Exercise prompt: Check every line of the data and copy the ones where "title" appears.
((
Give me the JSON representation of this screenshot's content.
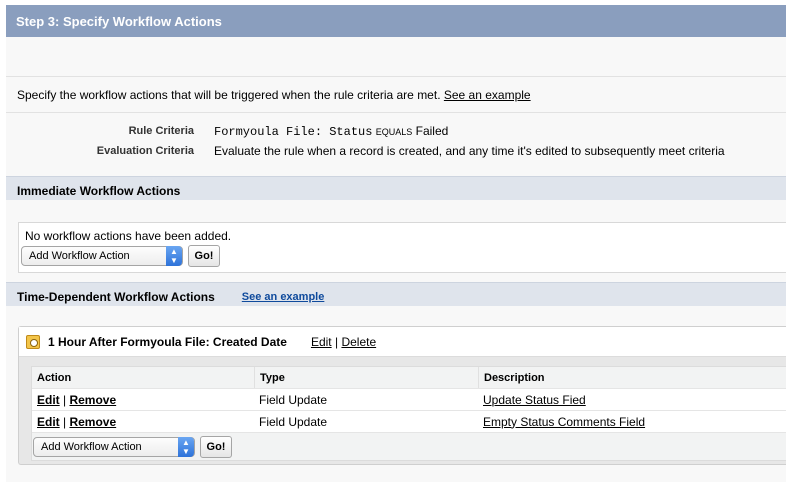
{
  "header": {
    "title": "Step 3: Specify Workflow Actions"
  },
  "intro": {
    "text": "Specify the workflow actions that will be triggered when the rule criteria are met.",
    "link": "See an example"
  },
  "criteria": {
    "rule_label": "Rule Criteria",
    "rule_field": "Formyoula File: Status",
    "rule_operator": "EQUALS",
    "rule_value": "Failed",
    "eval_label": "Evaluation Criteria",
    "eval_value": "Evaluate the rule when a record is created, and any time it's edited to subsequently meet criteria"
  },
  "immediate": {
    "title": "Immediate Workflow Actions",
    "empty_message": "No workflow actions have been added.",
    "select_value": "Add Workflow Action",
    "go_label": "Go!"
  },
  "time_dependent": {
    "title": "Time-Dependent Workflow Actions",
    "link": "See an example",
    "trigger": {
      "title": "1 Hour After Formyoula File: Created Date",
      "edit": "Edit",
      "separator": "|",
      "delete": "Delete"
    },
    "table": {
      "columns": [
        "Action",
        "Type",
        "Description"
      ],
      "rows": [
        {
          "edit": "Edit",
          "remove": "Remove",
          "type": "Field Update",
          "description": "Update Status Fied"
        },
        {
          "edit": "Edit",
          "remove": "Remove",
          "type": "Field Update",
          "description": "Empty Status Comments Field"
        }
      ]
    },
    "select_value": "Add Workflow Action",
    "go_label": "Go!"
  },
  "colors": {
    "header_bg": "#8a9ebe",
    "section_bg": "#dfe4ec",
    "link_blue": "#0f4a9c"
  },
  "icons": {
    "trigger": "clock-icon",
    "select_arrow": "chevron-updown-icon"
  }
}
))
Task output:
    "title": "Step 3: Specify Workflow Actions"
    "title": "Immediate Workflow Actions",
    "title": "Time-Dependent Workflow Actions",
      "title": "1 Hour After Formyoula File: Created Date",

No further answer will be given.